--- WORKING DATA Enclosed Below ---

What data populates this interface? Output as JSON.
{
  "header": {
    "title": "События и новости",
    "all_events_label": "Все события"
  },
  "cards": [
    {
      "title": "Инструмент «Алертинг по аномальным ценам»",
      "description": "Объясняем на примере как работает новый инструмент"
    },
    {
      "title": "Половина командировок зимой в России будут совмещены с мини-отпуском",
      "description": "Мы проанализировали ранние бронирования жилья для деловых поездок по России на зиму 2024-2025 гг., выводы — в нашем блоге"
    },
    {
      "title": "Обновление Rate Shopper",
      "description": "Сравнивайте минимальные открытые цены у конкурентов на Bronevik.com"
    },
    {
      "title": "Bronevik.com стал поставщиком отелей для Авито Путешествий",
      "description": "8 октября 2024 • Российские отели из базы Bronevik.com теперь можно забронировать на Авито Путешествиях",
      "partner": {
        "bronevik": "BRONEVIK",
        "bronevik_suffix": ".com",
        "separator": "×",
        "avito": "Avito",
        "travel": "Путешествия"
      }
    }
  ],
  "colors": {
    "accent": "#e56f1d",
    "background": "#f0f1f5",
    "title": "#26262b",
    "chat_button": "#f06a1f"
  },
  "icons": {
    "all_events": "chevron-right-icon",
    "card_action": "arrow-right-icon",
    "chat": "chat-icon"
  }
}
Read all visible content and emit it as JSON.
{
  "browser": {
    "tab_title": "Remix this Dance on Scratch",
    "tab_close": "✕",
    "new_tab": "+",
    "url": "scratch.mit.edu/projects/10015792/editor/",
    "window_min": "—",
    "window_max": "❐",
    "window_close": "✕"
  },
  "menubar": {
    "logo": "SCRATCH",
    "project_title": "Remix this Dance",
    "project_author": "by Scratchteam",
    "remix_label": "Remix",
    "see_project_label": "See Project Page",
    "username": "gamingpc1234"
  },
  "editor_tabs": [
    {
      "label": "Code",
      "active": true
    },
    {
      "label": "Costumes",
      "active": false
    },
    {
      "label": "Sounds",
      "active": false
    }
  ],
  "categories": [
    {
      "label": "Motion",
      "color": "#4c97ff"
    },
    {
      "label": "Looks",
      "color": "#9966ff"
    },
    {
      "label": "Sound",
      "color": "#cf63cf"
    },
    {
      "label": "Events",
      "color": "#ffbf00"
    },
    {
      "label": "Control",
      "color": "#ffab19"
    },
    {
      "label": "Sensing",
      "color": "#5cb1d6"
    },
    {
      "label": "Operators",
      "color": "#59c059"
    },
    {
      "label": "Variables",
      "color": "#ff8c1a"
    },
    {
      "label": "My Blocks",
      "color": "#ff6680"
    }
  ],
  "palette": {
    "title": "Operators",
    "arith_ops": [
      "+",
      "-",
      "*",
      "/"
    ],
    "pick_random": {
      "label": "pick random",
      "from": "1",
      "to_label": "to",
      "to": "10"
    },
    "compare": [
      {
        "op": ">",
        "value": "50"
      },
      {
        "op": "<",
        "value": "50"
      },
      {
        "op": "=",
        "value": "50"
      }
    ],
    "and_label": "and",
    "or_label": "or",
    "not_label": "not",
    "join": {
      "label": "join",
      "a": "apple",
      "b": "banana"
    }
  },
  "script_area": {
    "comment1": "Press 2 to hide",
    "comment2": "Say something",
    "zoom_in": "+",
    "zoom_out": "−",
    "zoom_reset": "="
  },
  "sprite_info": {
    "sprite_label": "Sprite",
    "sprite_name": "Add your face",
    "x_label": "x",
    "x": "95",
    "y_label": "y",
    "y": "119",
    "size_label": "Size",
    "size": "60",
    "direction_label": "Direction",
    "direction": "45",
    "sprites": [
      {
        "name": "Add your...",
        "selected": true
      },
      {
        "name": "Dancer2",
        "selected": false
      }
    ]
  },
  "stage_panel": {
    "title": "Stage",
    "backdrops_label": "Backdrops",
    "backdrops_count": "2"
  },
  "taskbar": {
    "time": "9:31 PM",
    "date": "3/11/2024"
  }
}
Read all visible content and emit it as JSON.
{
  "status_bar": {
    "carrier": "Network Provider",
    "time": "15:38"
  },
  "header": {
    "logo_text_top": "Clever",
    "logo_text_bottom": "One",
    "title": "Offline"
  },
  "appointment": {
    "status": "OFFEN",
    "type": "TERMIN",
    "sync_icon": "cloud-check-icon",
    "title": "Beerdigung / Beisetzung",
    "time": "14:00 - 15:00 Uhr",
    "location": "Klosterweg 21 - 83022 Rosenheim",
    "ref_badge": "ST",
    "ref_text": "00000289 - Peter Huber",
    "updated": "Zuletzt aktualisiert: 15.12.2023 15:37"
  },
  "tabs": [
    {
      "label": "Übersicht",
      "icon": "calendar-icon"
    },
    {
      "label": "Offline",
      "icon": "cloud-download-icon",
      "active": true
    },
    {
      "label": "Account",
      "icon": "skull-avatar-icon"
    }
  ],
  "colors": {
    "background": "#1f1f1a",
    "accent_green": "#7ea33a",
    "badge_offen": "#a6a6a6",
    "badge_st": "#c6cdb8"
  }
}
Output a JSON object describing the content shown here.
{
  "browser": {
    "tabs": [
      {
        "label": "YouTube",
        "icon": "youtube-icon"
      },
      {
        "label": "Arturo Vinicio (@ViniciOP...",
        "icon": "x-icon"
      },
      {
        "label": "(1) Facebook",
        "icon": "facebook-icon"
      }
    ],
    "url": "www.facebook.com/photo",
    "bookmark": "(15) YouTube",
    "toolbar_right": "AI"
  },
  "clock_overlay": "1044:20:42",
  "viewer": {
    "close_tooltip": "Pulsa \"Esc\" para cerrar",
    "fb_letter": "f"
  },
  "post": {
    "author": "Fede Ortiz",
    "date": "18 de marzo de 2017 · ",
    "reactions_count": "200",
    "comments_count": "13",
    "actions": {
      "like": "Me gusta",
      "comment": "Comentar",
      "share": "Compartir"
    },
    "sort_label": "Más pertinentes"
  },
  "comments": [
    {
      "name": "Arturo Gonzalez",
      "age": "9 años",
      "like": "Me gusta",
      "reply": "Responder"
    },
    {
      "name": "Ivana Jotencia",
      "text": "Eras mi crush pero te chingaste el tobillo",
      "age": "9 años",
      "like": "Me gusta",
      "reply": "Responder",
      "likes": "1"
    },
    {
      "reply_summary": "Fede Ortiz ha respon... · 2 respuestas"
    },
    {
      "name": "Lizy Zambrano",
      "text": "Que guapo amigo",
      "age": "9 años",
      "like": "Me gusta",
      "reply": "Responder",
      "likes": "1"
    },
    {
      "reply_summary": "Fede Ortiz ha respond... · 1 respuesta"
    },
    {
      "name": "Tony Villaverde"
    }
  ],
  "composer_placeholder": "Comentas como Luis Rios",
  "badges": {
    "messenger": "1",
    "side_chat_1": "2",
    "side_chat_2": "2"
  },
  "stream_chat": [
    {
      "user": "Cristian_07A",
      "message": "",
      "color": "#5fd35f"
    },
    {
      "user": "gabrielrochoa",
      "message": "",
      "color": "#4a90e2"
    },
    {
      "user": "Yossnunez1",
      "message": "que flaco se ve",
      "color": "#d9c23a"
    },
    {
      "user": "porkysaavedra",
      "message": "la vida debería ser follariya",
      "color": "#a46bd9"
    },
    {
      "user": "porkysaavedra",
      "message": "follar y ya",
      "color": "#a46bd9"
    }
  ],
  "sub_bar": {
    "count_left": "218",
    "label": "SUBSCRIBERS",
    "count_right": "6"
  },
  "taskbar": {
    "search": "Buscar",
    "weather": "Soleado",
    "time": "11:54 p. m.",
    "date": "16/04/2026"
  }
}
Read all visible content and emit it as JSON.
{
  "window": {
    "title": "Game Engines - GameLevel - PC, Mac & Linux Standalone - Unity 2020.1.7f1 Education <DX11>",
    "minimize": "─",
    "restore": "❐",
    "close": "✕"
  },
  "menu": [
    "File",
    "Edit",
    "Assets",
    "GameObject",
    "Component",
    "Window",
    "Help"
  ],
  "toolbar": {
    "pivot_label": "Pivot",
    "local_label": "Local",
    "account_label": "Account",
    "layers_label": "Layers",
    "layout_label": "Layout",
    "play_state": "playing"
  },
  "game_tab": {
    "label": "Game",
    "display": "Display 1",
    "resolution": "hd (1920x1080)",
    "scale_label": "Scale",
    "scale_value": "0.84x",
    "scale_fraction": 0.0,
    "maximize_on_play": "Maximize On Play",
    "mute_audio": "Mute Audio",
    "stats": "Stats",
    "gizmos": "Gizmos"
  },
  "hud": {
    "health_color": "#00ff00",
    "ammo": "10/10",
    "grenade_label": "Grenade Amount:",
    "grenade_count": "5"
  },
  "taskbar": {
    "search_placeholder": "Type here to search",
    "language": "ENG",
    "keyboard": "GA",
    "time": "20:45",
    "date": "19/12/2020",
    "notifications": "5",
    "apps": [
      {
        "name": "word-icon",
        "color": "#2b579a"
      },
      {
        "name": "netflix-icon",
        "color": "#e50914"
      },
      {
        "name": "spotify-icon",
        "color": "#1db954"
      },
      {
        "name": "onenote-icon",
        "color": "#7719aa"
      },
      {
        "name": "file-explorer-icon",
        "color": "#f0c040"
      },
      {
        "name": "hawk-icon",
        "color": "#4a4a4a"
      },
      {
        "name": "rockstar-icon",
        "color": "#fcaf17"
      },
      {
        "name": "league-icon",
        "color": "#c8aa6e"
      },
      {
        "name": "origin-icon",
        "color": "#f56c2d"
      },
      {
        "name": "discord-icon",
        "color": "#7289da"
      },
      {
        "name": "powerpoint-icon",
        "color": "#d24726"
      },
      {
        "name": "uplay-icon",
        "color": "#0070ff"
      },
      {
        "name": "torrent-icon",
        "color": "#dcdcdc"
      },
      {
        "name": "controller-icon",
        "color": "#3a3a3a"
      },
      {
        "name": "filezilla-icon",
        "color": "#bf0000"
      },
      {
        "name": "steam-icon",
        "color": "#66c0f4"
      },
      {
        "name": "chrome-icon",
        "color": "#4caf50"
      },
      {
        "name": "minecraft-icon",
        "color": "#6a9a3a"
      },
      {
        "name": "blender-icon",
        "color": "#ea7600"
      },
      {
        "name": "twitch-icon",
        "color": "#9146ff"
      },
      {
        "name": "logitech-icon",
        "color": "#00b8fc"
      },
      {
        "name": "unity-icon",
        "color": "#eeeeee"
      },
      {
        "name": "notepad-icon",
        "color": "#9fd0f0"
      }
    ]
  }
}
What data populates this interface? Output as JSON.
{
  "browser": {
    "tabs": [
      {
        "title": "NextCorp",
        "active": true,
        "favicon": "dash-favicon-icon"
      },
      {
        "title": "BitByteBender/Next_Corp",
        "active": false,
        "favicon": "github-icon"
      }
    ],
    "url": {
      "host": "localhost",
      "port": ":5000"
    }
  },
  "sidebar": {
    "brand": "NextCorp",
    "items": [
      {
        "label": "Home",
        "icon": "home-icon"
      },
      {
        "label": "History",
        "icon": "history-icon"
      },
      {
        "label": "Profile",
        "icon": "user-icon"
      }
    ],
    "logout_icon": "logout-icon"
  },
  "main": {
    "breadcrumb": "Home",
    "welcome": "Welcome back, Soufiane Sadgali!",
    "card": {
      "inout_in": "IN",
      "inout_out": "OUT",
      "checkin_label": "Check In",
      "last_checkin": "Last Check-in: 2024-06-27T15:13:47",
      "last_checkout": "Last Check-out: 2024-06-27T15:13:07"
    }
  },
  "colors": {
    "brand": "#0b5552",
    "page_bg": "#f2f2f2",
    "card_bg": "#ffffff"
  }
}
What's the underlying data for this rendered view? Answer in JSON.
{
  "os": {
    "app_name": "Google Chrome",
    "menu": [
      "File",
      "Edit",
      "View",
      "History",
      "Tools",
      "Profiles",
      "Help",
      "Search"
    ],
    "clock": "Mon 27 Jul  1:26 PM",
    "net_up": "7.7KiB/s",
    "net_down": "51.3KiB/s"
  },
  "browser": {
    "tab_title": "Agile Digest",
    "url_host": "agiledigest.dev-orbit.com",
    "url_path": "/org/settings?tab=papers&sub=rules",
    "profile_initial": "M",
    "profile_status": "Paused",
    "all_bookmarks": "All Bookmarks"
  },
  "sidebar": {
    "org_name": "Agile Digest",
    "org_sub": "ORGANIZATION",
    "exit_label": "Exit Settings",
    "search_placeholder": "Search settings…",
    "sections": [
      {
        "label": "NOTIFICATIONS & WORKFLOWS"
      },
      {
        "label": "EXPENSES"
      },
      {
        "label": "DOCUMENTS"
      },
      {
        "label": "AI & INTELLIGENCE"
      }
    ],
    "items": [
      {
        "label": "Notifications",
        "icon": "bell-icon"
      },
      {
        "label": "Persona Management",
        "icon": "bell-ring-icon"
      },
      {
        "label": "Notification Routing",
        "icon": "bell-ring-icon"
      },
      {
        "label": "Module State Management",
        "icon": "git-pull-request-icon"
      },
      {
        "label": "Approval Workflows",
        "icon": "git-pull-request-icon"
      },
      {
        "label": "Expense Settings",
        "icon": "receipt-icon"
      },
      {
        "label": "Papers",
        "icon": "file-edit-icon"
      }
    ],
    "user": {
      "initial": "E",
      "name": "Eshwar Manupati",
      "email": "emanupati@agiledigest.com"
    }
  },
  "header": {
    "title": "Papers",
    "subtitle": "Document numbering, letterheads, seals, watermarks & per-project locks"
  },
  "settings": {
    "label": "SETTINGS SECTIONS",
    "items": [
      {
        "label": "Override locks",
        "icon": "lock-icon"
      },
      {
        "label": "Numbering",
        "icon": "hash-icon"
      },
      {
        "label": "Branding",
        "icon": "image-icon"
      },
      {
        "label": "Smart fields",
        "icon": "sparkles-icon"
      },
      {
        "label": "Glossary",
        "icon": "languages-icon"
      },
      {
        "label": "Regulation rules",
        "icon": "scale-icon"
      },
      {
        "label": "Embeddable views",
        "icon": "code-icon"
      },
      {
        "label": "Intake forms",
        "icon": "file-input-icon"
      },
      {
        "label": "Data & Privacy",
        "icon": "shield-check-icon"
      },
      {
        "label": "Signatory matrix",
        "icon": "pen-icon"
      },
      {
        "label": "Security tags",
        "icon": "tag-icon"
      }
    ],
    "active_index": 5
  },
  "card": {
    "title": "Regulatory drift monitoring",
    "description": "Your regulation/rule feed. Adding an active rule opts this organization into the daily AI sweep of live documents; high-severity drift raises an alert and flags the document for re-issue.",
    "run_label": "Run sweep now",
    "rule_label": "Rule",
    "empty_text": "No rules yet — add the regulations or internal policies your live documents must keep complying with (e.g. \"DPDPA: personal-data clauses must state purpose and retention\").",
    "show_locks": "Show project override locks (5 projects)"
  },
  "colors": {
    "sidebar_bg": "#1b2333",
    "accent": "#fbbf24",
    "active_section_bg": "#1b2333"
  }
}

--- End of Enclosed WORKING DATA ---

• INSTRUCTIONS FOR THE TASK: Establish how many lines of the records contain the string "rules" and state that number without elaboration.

• WRITTEN RESPONSE: 3